2 cups well-drained ? blueberries, or other fruit

1 egg yolk

2 eggs

1 tablespoon lemon juice, ? or more

Zest of one lemon

(Makes one 9-inch pie plate or if doubled, 13 x 9 pan.)

Preheat oven to 350. In large bowl, mix 1 cup flour, salt, 1 tablespoon sugar and butter, with pastry blender or use your hand.

Add egg yolk and mix again. Spread and tamp with spoon to form pie crust in plate. Bake for 10-12 minutes. Add blueberries or other fruit.

In small bowl, beat eggs. Add scant 1 cup sugar, 1 teaspoon flour, lemon juice and zest, and mix well. Pour over fruit.

Bake for 1 hour. If not browning, bake 10-15 minutes more.

– Karen Loprete via Lauren Newkirk Maynard, Buffalo

> Pasta Piselli (Pasta with Peas)

1 pound sweet green peas

1 large onion, chopped

4 garlic cloves, chopped

12 leaves chopped fresh basil ? (or 1/4 cup dried)

1 teaspoon salt

1/2 teaspoon black pepper

1/3 cup olive oil

1 28-ounce can crushed ? tomatoes

1 6-ounce can tomato paste

1 paste can of water

1 pound whole wheat ? penne pasta

Romano cheese, grated

Pour olive oil into a 2-quart pot and saute onion and garlic. Add green peas and continue to saute for 2 minutes.

Add crushed tomatoes along with tomato paste. Add water to empty paste can, stir to remove paste from can, and mix with the green peas. Cook for 30 minutes.

Season with salt and pepper to taste and add basil.
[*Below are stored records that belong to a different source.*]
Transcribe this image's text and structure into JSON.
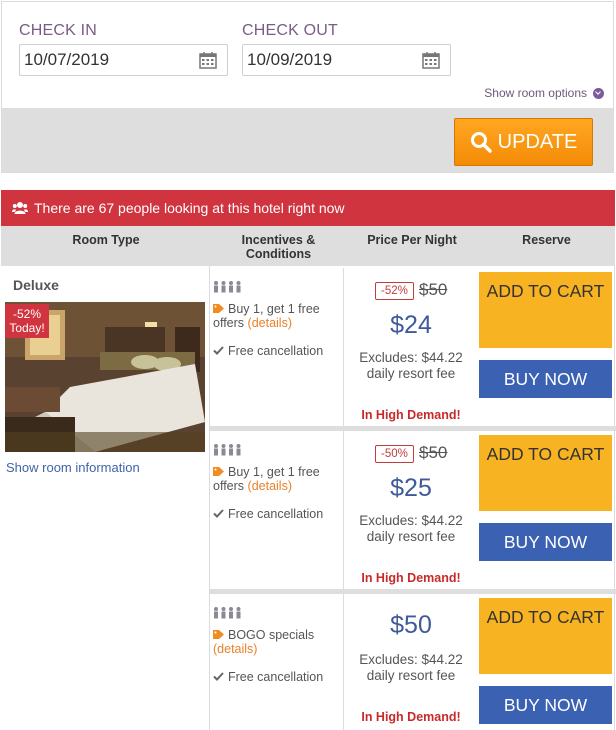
{
  "dates": {
    "check_in_label": "CHECK IN",
    "check_in_value": "10/07/2019",
    "check_out_label": "CHECK OUT",
    "check_out_value": "10/09/2019"
  },
  "room_options_label": "Show room options",
  "update_label": "UPDATE",
  "alert_text": "There are 67 people looking at this hotel right now",
  "table_headers": {
    "room_type": "Room Type",
    "incentives": "Incentives & Conditions",
    "price": "Price Per Night",
    "reserve": "Reserve"
  },
  "room": {
    "name": "Deluxe",
    "badge_pct": "-52%",
    "badge_text": "Today!",
    "show_info": "Show room information"
  },
  "offers": [
    {
      "offer_text": "Buy 1, get 1 free offers",
      "details": "(details)",
      "cancellation": "Free cancellation",
      "discount": "-52%",
      "old_price": "$50",
      "price": "$24",
      "excludes": "Excludes: $44.22 daily resort fee",
      "demand": "In High Demand!",
      "add_to_cart": "ADD TO CART",
      "buy_now": "BUY NOW"
    },
    {
      "offer_text": "Buy 1, get 1 free offers",
      "details": "(details)",
      "cancellation": "Free cancellation",
      "discount": "-50%",
      "old_price": "$50",
      "price": "$25",
      "excludes": "Excludes: $44.22 daily resort fee",
      "demand": "In High Demand!",
      "add_to_cart": "ADD TO CART",
      "buy_now": "BUY NOW"
    },
    {
      "offer_text": "BOGO specials",
      "details": "(details)",
      "cancellation": "Free cancellation",
      "discount": "",
      "old_price": "",
      "price": "$50",
      "excludes": "Excludes: $44.22 daily resort fee",
      "demand": "In High Demand!",
      "add_to_cart": "ADD TO CART",
      "buy_now": "BUY NOW"
    }
  ],
  "colors": {
    "accent_orange": "#f48b06",
    "alert_red": "#d0343f",
    "cart_yellow": "#f8b322",
    "buy_blue": "#3b61b3",
    "price_blue": "#3e5a9b"
  }
}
Meanwhile, boil water in 4-quart pot, add handful of salt and then add pasta. Cook pasta until al dente, then strain and mix sauce with peas.

Dish out and top with Romano cheese. Serves 4.

(You can skip the crushed tomatoes and tomato paste, cooking the peas for about 10 minutes with onion, garlic, olive oil, etc. and mixing together with cooked pasta. You may also substitute a chopped bunch of Swiss chard for the peas.)

– Salvatore Bordonaro, Kenmore

> Pasta with Broccoli

2 pounds broccoli crowns

5 garlic cloves, chopped

1/3 cup olive oil

Salt and black pepper

1 pound spaghettini pasta

Romano cheese, grated

Saute garlic in olive oil in frying pan until golden.

Cut broccoli crowns into small pieces, add to frying pan and cook for about 10 minutes at medium heat, or until al dente.

Boil water in a 4-quart pot, add a handful of salt along with spaghettini, and cook until al dente. After pasta is cooked, strain into a glass or metal bowl and retain some of the water.

Mix ingredients with pasta, then add a little pasta water so it's not on the dry side. Top with Romano cheese. Serves four.

(Broccoli can be replaced with escarole, other cooking greens or broccoli rabe.)

– Salvatore Bordonaro, Kenmore

email: ?agalarneau@buffnews.com